Today, our seminary’s main building is filled to capacity. There is a need to rehab another building to accommodate the overflow. I believe that all of this is due to the investment made to the vocational environment, which has produced men willing to discern a commitment to Christ and His Church. It all truly starts with prayer. We all share a common vocation and that is to “holiness.” If we concentrate on our relationship with God, then we will be open to hearing his voice as he directs us in this world. I have often said that there is a deep sense of the spiritual in this archdiocese. I can see it in the religious movements and desire to integrate the spiritual into every aspect of our lives.
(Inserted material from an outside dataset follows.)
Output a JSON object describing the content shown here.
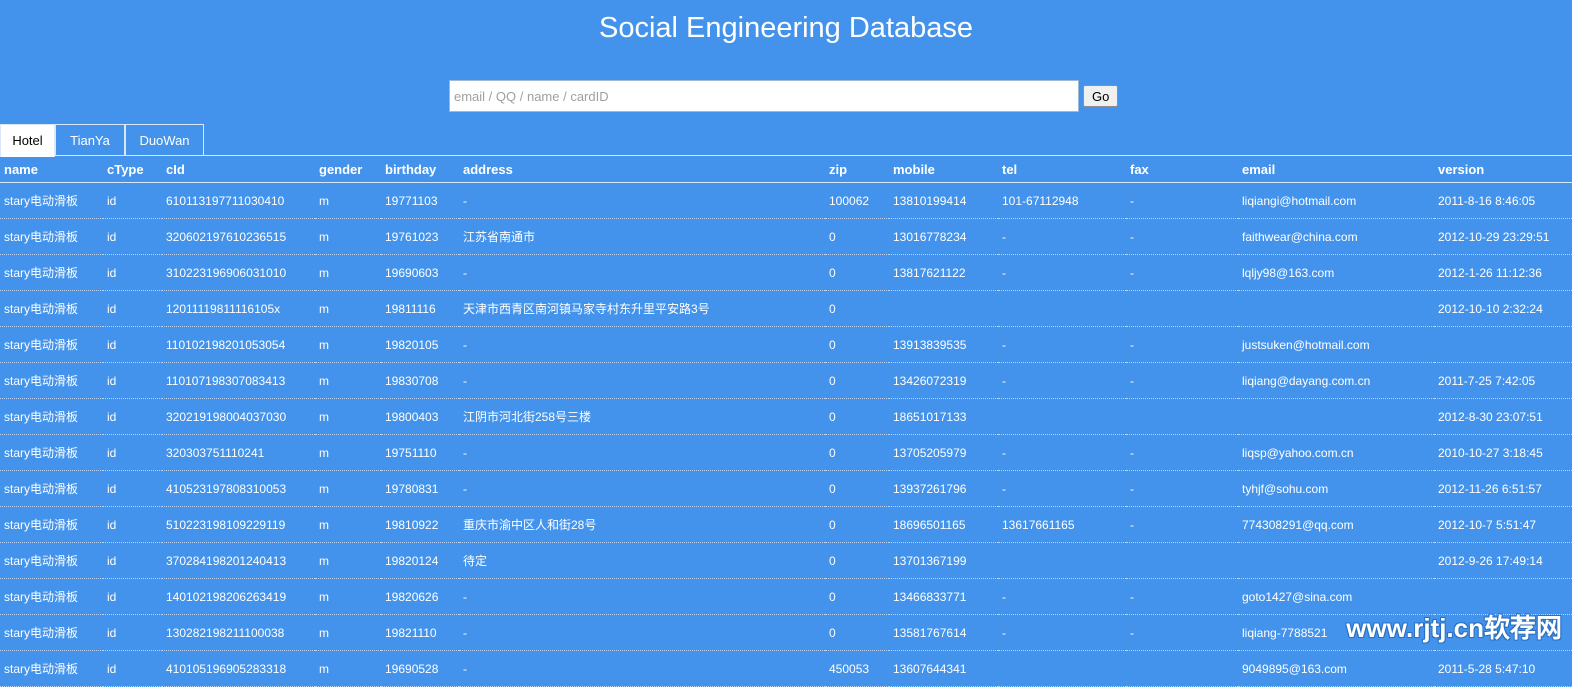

On Saturday, May 21, at the Cathedral of St. John the Evangelist, I will ordain six men to the priesthood. These men are from diverse backgrounds, but what binds them together is their willingness to spend their lives for the Church serving the people of God. St. John Paul states, “there is an essential aspect of the priesthood that does not change: the priest of tomorrow, no less than the priest of today, must resemble Christ.” They will be ordained to represent Christ to the faithful. The priesthood is the great gift given by Jesus to His Church. These ordained men will continue to hold forth the sacrifice of Jesus in the sacramental actions they administer. The Catechism of the Catholic Church tells us: “In the ecclesial service of the ordained minister, it is Christ himself who is present to His Church as the Head of His Body, Shepherd of his flock, high priest of the redemptive sacrifice, Teacher of Truth. This is what the Church means by saying that the priest by virtue of the sacrament of Holy orders acts in persona Christi Capitis (in the person of Christ).”

The six men who will be ordained are: Matthew Ferch, Kevin Harmon, Matthew Kirk, Tonny Kizza, Ariel Orozco and Pedro Ruiz.

These men who will be ordained will grow in the sacrament of orders. They will be amazed at how God will use them to challenge, strengthen and support the faith of those whom they will be tasked to serve. I know that they will feel inadequate to the role that they are called to assume, but they will, like all priests before them, take their inadequacies and place their confidence in Christ and His Church. With my 47 years in the priesthood, I can look back and see God’s grace in so many moments of my priestly years. Now these young men will begin to discover the wonders of the priesthood embracing the cross and uniting themselves to the sacrifice of Christ so that his love may be proclaimed, and his salvation offered.

We are proud of the great work of the seminary, but we must continue to be promoters and supporters of vocations so that the great work of the Church may continue and together fulfill Christ’s mandate to “go preach, teach and baptize in the name of the Father and of the Son and of the Holy Spirit.”